Domino is a game played with a set of small rectangular wood or plastic blocks, each marked by dots resembling those on dice. The dominoes are arranged in a line of play, either lengthwise or crosswise, with the smallest end on the left. When a domino is “flicked” with a finger, it triggers a chain reaction that causes the other dominoes to fall over in sequence. The chain reaction has a rhythm and an aesthetic that makes many people enjoy watching it, much as we all admire the beauty of a well-done piece of artwork or architecture.

The rules of domino vary, but most sets feature two suits of numbers. Each suit has a number of dominoes that are all the same color, such as red or white. Some larger domino sets have a single domino that belongs to both suits, for example a five of hearts and a three of spades. A domino can also feature an image, a symbol, or even a picture of a person or place, making the game more interesting to play.

When Lily Hevesh first got her grandparents’ classic 28-piece set as a child, she was hooked on the idea of setting up dominoes in straight or curved lines and then flicking one to start the chain reaction. Now, at 20, she’s a professional domino artist who creates mind-blowing setups for movies, TV shows, and events such as a Katy Perry album launch. Her YouTube channel, Hevesh5, has more than 2 million subscribers.

Hevesh says her creative process for creating a domino layout begins with thinking about a theme or purpose. She then brainstorms images and words related to that theme or purpose. Next, she lays out her design on a large piece of paper. She draws arrows to show the direction in which the dominoes will fall, then determines how many dominoes she’ll need for each part of the design.

Physicist Stephen Morris, who explains the domino effect in a video on his website, says that when a domino is stood upright, it has potential energy based on its position. When you lift a domino against the pull of gravity, it converts that potential energy to kinetic energy. That kinetic energy then travels to the next domino, giving it the push it needs to topple. And so on, until all the dominoes have fallen.

In some games, the player who draws the highest double is entitled to seat himself. If there is a tie, the winner may draw additional tiles from the stock and add them to his hand. The excess tiles are then returned to the stock and reshuffled before another player draws his hand.
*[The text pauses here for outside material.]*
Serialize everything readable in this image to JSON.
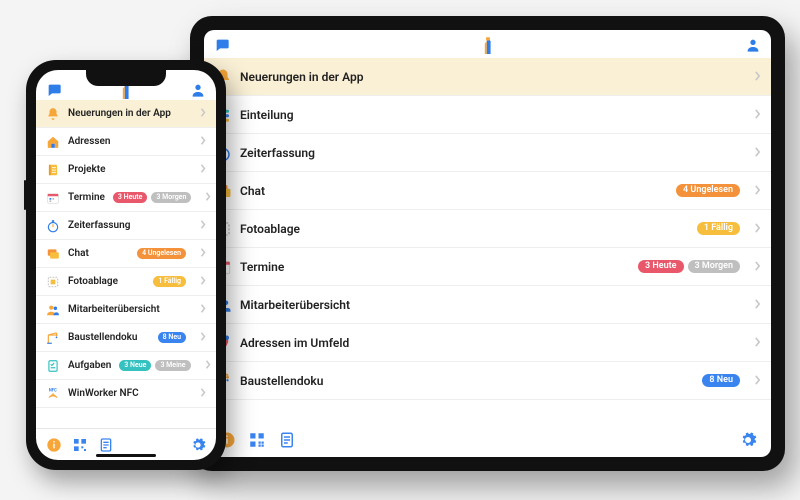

The player who seats himself first may also be referred to as the setter, the downer, or the leader. Some games require that a player who draws an extra tile for his hand return it to the stock without looking at it. The other players may then draw from that extra hand or purchase the excess tile at a price (See Passing and Byeing) later in the game.